Content starts

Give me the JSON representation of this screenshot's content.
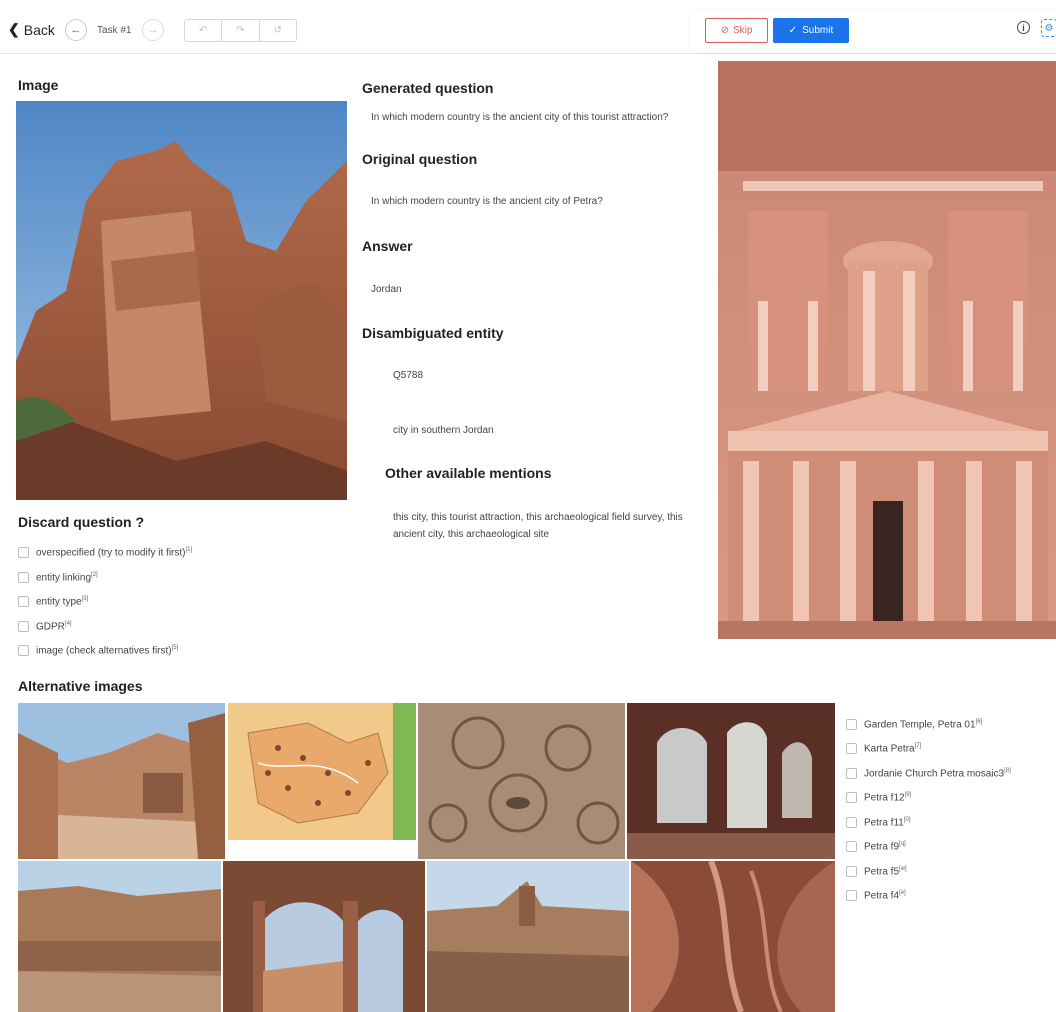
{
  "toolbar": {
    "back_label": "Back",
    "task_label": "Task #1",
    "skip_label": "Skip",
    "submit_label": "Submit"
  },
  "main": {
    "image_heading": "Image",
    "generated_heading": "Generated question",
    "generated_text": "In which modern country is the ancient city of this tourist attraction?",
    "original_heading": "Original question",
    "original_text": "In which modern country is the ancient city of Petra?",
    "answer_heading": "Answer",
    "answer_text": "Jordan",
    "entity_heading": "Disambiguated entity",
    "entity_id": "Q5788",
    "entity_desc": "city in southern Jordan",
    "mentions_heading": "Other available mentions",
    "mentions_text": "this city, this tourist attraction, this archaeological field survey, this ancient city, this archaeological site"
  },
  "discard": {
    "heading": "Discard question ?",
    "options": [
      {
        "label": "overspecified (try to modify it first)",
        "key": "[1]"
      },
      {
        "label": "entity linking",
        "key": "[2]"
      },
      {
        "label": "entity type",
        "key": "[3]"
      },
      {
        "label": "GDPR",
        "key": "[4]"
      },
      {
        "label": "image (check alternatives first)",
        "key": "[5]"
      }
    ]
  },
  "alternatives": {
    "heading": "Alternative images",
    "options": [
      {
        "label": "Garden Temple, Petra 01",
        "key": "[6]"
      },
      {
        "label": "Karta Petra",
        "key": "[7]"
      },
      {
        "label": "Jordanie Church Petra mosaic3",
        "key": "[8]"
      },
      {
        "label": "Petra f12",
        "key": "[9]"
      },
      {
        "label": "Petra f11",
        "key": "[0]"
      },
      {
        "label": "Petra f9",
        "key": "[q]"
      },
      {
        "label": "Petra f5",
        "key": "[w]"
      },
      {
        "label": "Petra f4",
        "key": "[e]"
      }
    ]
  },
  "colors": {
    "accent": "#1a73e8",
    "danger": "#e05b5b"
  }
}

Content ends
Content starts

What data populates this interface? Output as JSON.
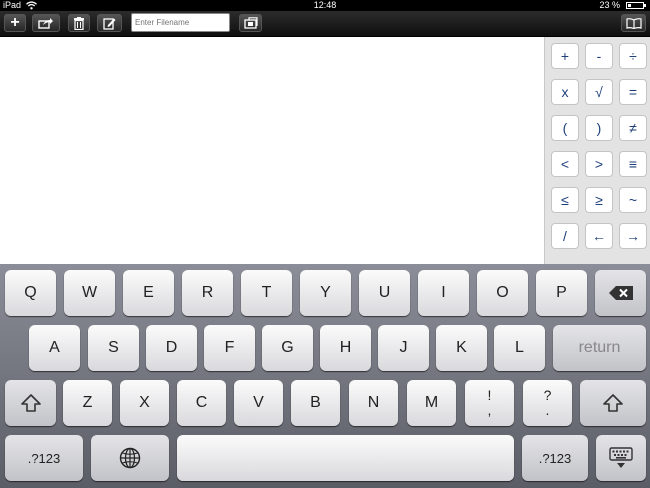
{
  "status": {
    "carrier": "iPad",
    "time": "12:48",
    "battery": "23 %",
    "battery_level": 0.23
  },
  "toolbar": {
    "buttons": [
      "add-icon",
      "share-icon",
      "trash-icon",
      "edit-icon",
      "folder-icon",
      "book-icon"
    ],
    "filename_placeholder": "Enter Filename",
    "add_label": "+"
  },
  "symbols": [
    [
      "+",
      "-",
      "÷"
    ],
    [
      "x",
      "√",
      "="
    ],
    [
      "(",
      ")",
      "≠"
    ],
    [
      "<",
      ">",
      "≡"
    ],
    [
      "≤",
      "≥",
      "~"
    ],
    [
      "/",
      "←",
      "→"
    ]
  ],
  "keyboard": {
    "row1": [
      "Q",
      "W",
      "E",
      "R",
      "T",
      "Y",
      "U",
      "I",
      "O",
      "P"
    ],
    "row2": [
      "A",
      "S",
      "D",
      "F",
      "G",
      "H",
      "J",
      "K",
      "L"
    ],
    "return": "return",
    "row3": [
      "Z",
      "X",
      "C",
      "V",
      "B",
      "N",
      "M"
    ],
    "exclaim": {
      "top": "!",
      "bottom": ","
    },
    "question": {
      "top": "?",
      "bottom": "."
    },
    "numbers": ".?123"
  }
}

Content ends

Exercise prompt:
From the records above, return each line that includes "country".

Solution to this task:
    "generated_text": "In which modern country is the ancient city of this tourist attraction?",
    "original_text": "In which modern country is the ancient city of Petra?",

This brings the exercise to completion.